WHAT TO WORK ON — Return all lines from the entries below in which the word "http" is present.

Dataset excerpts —
··········

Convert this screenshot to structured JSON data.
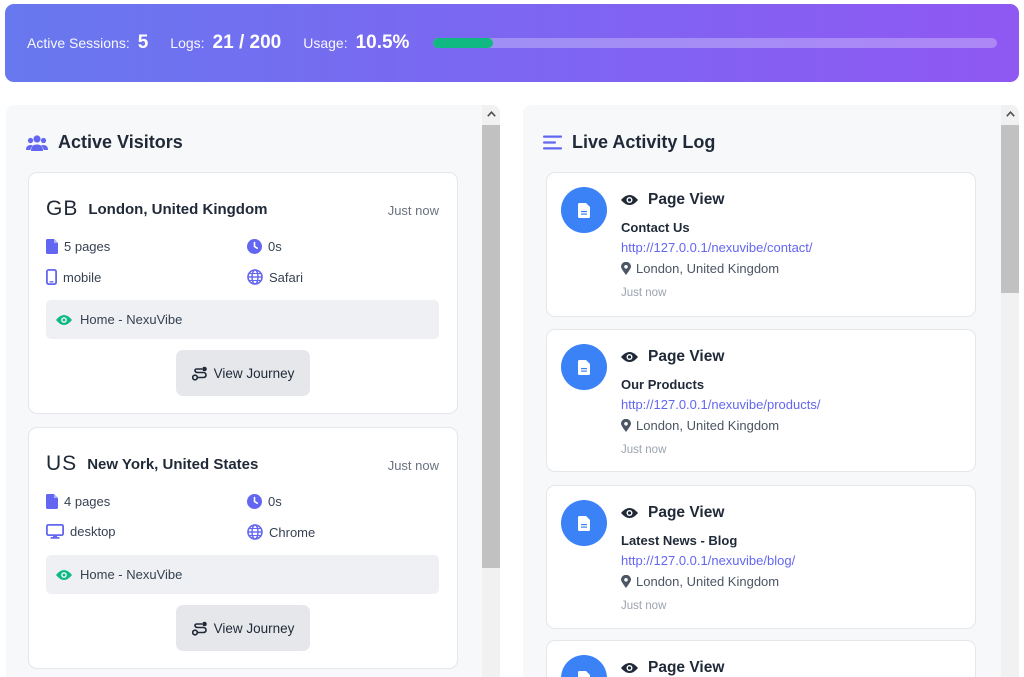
{
  "stats": {
    "sessions_label": "Active Sessions:",
    "sessions_value": "5",
    "logs_label": "Logs:",
    "logs_value": "21 / 200",
    "usage_label": "Usage:",
    "usage_value": "10.5%",
    "usage_fraction": 0.105
  },
  "visitors": {
    "title": "Active Visitors",
    "items": [
      {
        "flag": "GB",
        "city": "London, United Kingdom",
        "time": "Just now",
        "pages": "5 pages",
        "duration": "0s",
        "device": "mobile",
        "device_icon": "mobile-icon",
        "browser": "Safari",
        "current_page": "Home - NexuVibe",
        "button": "View Journey"
      },
      {
        "flag": "US",
        "city": "New York, United States",
        "time": "Just now",
        "pages": "4 pages",
        "duration": "0s",
        "device": "desktop",
        "device_icon": "desktop-icon",
        "browser": "Chrome",
        "current_page": "Home - NexuVibe",
        "button": "View Journey"
      }
    ]
  },
  "activity": {
    "title": "Live Activity Log",
    "items": [
      {
        "type": "Page View",
        "page": "Contact Us",
        "url": "http://127.0.0.1/nexuvibe/contact/",
        "location": "London, United Kingdom",
        "time": "Just now"
      },
      {
        "type": "Page View",
        "page": "Our Products",
        "url": "http://127.0.0.1/nexuvibe/products/",
        "location": "London, United Kingdom",
        "time": "Just now"
      },
      {
        "type": "Page View",
        "page": "Latest News - Blog",
        "url": "http://127.0.0.1/nexuvibe/blog/",
        "location": "London, United Kingdom",
        "time": "Just now"
      },
      {
        "type": "Page View"
      }
    ]
  },
  "colors": {
    "accent": "#6366f1",
    "progress_fill": "#10b981",
    "avatar": "#3b82f6",
    "eye_icon": "#10b981"
  }
}
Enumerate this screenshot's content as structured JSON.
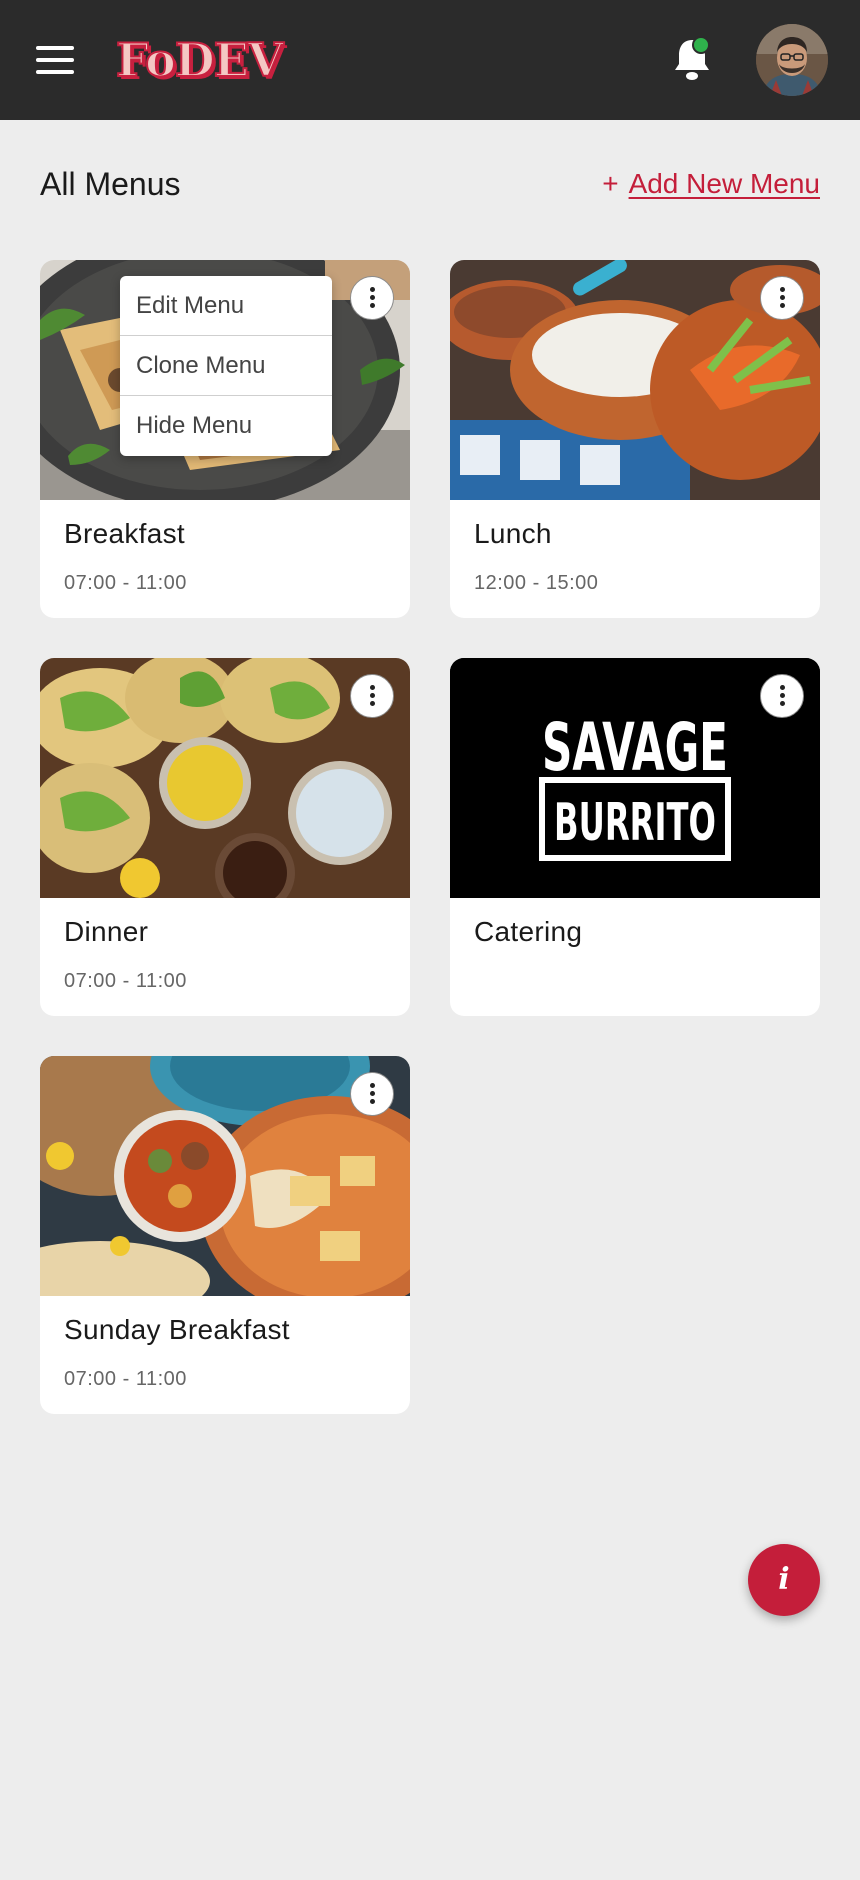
{
  "header": {
    "logo_text": "FoDEV",
    "notification_badge_color": "#2fb24c"
  },
  "page": {
    "title": "All Menus",
    "add_prefix": "+",
    "add_label": "Add New Menu",
    "accent_color": "#c41e3a"
  },
  "menus": [
    {
      "name": "Breakfast",
      "time": "07:00 - 11:00"
    },
    {
      "name": "Lunch",
      "time": "12:00 - 15:00"
    },
    {
      "name": "Dinner",
      "time": "07:00 - 11:00"
    },
    {
      "name": "Catering",
      "time": "",
      "logo_line1": "SAVAGE",
      "logo_line2": "BURRITO"
    },
    {
      "name": "Sunday Breakfast",
      "time": "07:00 - 11:00"
    }
  ],
  "context_menu": {
    "items": [
      "Edit Menu",
      "Clone Menu",
      "Hide Menu"
    ]
  },
  "fab": {
    "label": "i"
  }
}
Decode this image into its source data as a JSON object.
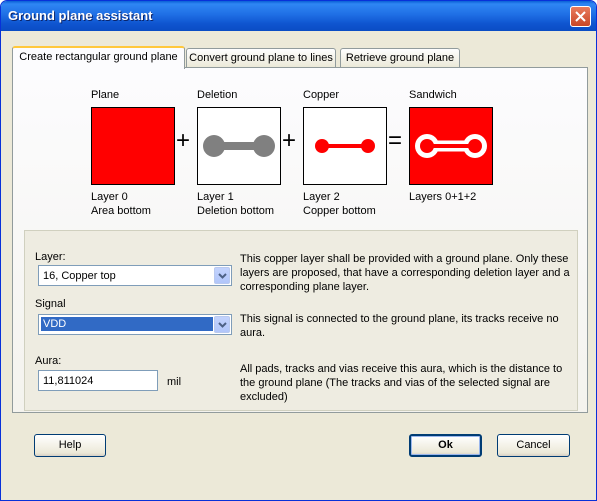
{
  "window": {
    "title": "Ground plane assistant"
  },
  "tabs": [
    {
      "label": "Create rectangular ground plane"
    },
    {
      "label": "Convert ground plane to lines"
    },
    {
      "label": "Retrieve ground plane"
    }
  ],
  "diagram": {
    "plane": {
      "label": "Plane",
      "caption1": "Layer 0",
      "caption2": "Area bottom"
    },
    "deletion": {
      "label": "Deletion",
      "caption1": "Layer 1",
      "caption2": "Deletion bottom"
    },
    "copper": {
      "label": "Copper",
      "caption1": "Layer 2",
      "caption2": "Copper bottom"
    },
    "sandwich": {
      "label": "Sandwich",
      "caption1": "Layers 0+1+2"
    },
    "plus": "+",
    "equals": "="
  },
  "form": {
    "layer_label": "Layer:",
    "layer_value": "16, Copper top",
    "layer_desc": "This copper layer shall be provided with a ground plane. Only these layers are proposed, that have a corresponding deletion layer and a corresponding plane layer.",
    "signal_label": "Signal",
    "signal_value": "VDD",
    "signal_desc": "This signal is connected to the ground plane, its tracks receive no aura.",
    "aura_label": "Aura:",
    "aura_value": "11,811024",
    "aura_unit": "mil",
    "aura_desc": "All pads, tracks and vias receive this aura, which is the distance to the ground plane (The tracks and vias of the selected signal are excluded)"
  },
  "buttons": {
    "help": "Help",
    "ok": "Ok",
    "cancel": "Cancel"
  },
  "colors": {
    "copper": "#ff0000",
    "deletion": "#808080",
    "title_bar": "#0a5fd6",
    "selection": "#316ac5"
  },
  "icons": [
    "close-icon",
    "plus-sign",
    "equals-sign",
    "dropdown-arrow-icon"
  ]
}
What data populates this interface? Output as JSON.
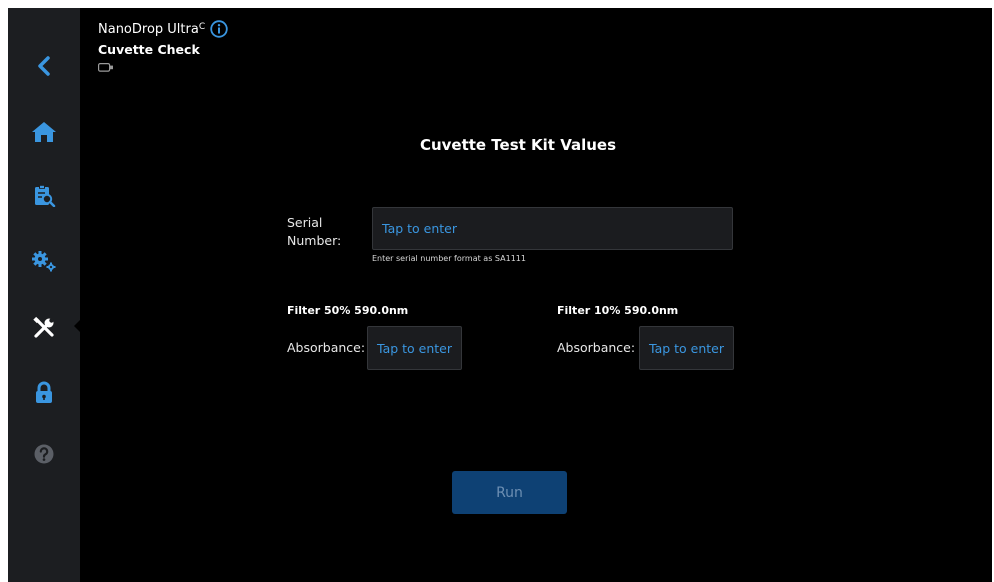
{
  "header": {
    "app_name": "NanoDrop Ultra",
    "app_suffix": "C",
    "page_title": "Cuvette Check"
  },
  "sidebar": {
    "items": [
      {
        "name": "back",
        "icon": "chevron-left-icon"
      },
      {
        "name": "home",
        "icon": "home-icon"
      },
      {
        "name": "data-viewer",
        "icon": "clipboard-search-icon"
      },
      {
        "name": "settings",
        "icon": "gears-icon"
      },
      {
        "name": "diagnostics",
        "icon": "tools-icon",
        "active": true
      },
      {
        "name": "security",
        "icon": "lock-icon"
      },
      {
        "name": "help",
        "icon": "help-icon"
      }
    ]
  },
  "main": {
    "section_title": "Cuvette Test Kit Values",
    "serial": {
      "label": "Serial\nNumber:",
      "placeholder": "Tap to enter",
      "hint": "Enter serial number format as SA1111"
    },
    "filter_50": {
      "title": "Filter 50% 590.0nm",
      "absorbance_label": "Absorbance:",
      "placeholder": "Tap to enter"
    },
    "filter_10": {
      "title": "Filter 10% 590.0nm",
      "absorbance_label": "Absorbance:",
      "placeholder": "Tap to enter"
    },
    "run_label": "Run"
  },
  "colors": {
    "background": "#000000",
    "sidebar": "#1c1e21",
    "accent_blue": "#3a96e0",
    "run_button_disabled": "#0e4174"
  }
}
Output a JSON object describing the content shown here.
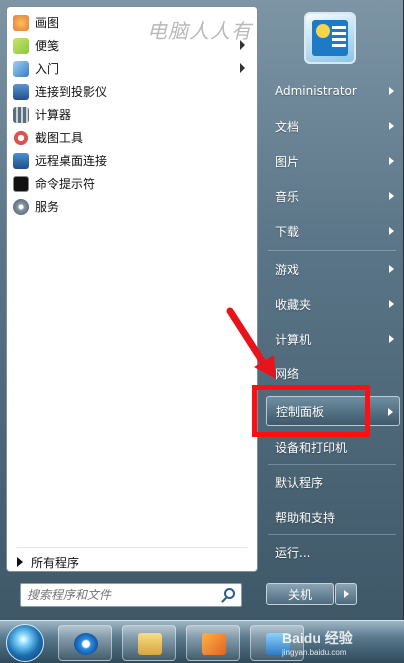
{
  "watermark": "电脑人人有",
  "programs": [
    {
      "label": "画图",
      "icon": "paint-icon",
      "color": "#e87a3c",
      "has_submenu": false
    },
    {
      "label": "便笺",
      "icon": "sticky-notes-icon",
      "color": "#8cc63f",
      "has_submenu": true
    },
    {
      "label": "入门",
      "icon": "getting-started-icon",
      "color": "#5a9bd5",
      "has_submenu": true
    },
    {
      "label": "连接到投影仪",
      "icon": "projector-icon",
      "color": "#3a6ea5",
      "has_submenu": false
    },
    {
      "label": "计算器",
      "icon": "calculator-icon",
      "color": "#7f8c99",
      "has_submenu": false
    },
    {
      "label": "截图工具",
      "icon": "snipping-tool-icon",
      "color": "#d9534f",
      "has_submenu": false
    },
    {
      "label": "远程桌面连接",
      "icon": "remote-desktop-icon",
      "color": "#2f6fb0",
      "has_submenu": false
    },
    {
      "label": "命令提示符",
      "icon": "cmd-icon",
      "color": "#111111",
      "has_submenu": false
    },
    {
      "label": "服务",
      "icon": "services-icon",
      "color": "#8a9aa8",
      "has_submenu": false
    }
  ],
  "all_programs": "所有程序",
  "search": {
    "placeholder": "搜索程序和文件"
  },
  "right_menu": [
    {
      "label": "Administrator",
      "has_submenu": true
    },
    {
      "label": "文档",
      "has_submenu": true
    },
    {
      "label": "图片",
      "has_submenu": true
    },
    {
      "label": "音乐",
      "has_submenu": true
    },
    {
      "label": "下载",
      "has_submenu": true
    },
    {
      "label": "游戏",
      "has_submenu": true
    },
    {
      "label": "收藏夹",
      "has_submenu": true
    },
    {
      "label": "计算机",
      "has_submenu": true
    },
    {
      "label": "网络",
      "has_submenu": false
    },
    {
      "label": "控制面板",
      "has_submenu": true,
      "active": true
    },
    {
      "label": "设备和打印机",
      "has_submenu": false
    },
    {
      "label": "默认程序",
      "has_submenu": false
    },
    {
      "label": "帮助和支持",
      "has_submenu": false
    },
    {
      "label": "运行...",
      "has_submenu": false
    }
  ],
  "shutdown_label": "关机",
  "taskbar": {
    "watermark": "Baidu 经验",
    "watermark_sub": "jingyan.baidu.com",
    "buttons": [
      "internet-explorer-icon",
      "file-explorer-icon",
      "media-player-icon",
      "control-panel-icon"
    ]
  },
  "colors": {
    "highlight": "#ff1010",
    "arrow": "#e8141c"
  }
}
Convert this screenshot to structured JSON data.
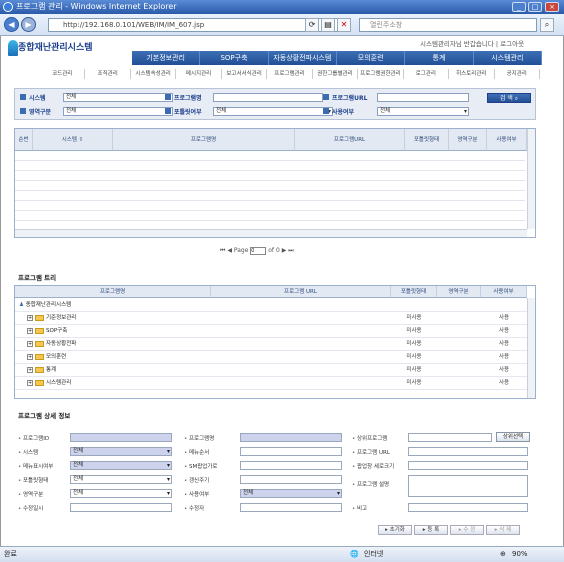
{
  "window": {
    "title": "프로그램 관리 - Windows Internet Explorer",
    "minimize": "_",
    "maximize": "□",
    "close": "×"
  },
  "toolbar": {
    "address": "http://192.168.0.101/WEB/IM/IM_607.jsp",
    "search_placeholder": "열린주소창"
  },
  "header": {
    "logo_text": "종합재난관리시스템",
    "user_info": "시스템관리자님 반갑습니다 | 로그아웃",
    "main_menu": [
      "기본정보관리",
      "SOP구축",
      "자동상황전파시스템",
      "모의훈련",
      "통계",
      "시스템관리"
    ],
    "sub_menu": [
      "코드관리",
      "조직관리",
      "시스템속성관리",
      "메시지관리",
      "보고서서식관리",
      "프로그램관리",
      "권한그룹별관리",
      "프로그램권한관리",
      "로그관리",
      "히스토리관리",
      "공지관리"
    ]
  },
  "search": {
    "system_label": "시스템",
    "system_value": "전체",
    "program_name_label": "프로그램명",
    "program_name_value": "",
    "program_url_label": "프로그램URL",
    "program_url_value": "",
    "area_label": "영역구분",
    "area_value": "전체",
    "portlet_label": "포틀릿여부",
    "portlet_value": "전체",
    "use_label": "사용여부",
    "use_value": "전체",
    "search_button": "검 색"
  },
  "grid": {
    "columns": [
      "순번",
      "시스템 ⇧",
      "프로그램명",
      "프로그램URL",
      "포틀릿형태",
      "영역구분",
      "사용여부"
    ],
    "rows": [],
    "pager": {
      "page_label": "Page",
      "page_value": "0",
      "of_label": "of 0"
    }
  },
  "tree": {
    "title": "프로그램 트리",
    "columns": [
      "프로그램명",
      "프로그램 URL",
      "포틀릿형태",
      "영역구분",
      "사용여부"
    ],
    "root": "종합재난관리시스템",
    "rows": [
      {
        "name": "기준정보관리",
        "portlet": "미사용",
        "use": "사용"
      },
      {
        "name": "SOP구축",
        "portlet": "미사용",
        "use": "사용"
      },
      {
        "name": "자동상황전파",
        "portlet": "미사용",
        "use": "사용"
      },
      {
        "name": "모의훈련",
        "portlet": "미사용",
        "use": "사용"
      },
      {
        "name": "통계",
        "portlet": "미사용",
        "use": "사용"
      },
      {
        "name": "시스템관리",
        "portlet": "미사용",
        "use": "사용"
      }
    ]
  },
  "detail": {
    "title": "프로그램 상세 정보",
    "labels": {
      "program_id": "프로그램ID",
      "program_name": "프로그램명",
      "parent_program": "상위프로그램",
      "system": "시스템",
      "menu_order": "메뉴순서",
      "program_url": "프로그램 URL",
      "menu_show": "메뉴표시여부",
      "sm_page": "SM팝업가로",
      "popup_size": "팝업창 세로크기",
      "portlet_type": "포틀릿형태",
      "refresh": "갱신주기",
      "program_desc": "프로그램 설명",
      "area": "영역구분",
      "use": "사용여부",
      "created": "수정일시",
      "modifier": "수정자",
      "note": "비고"
    },
    "values": {
      "system": "전체",
      "menu_show": "전체",
      "portlet_type": "전체",
      "area": "전체",
      "use": "전체"
    },
    "parent_select_button": "상위선택"
  },
  "actions": {
    "reset": "초기화",
    "register": "등 록",
    "edit": "수 정",
    "delete": "삭 제"
  },
  "statusbar": {
    "left": "완료",
    "zone": "인터넷",
    "zoom": "90%"
  }
}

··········

RESULT OF THE EXERCISE —
        "url": "http://127.0.0.1/nexuvibe/contact/",
        "url": "http://127.0.0.1/nexuvibe/products/",
        "url": "http://127.0.0.1/nexuvibe/blog/",
    "address": "http://192.168.0.101/WEB/IM/IM_607.jsp",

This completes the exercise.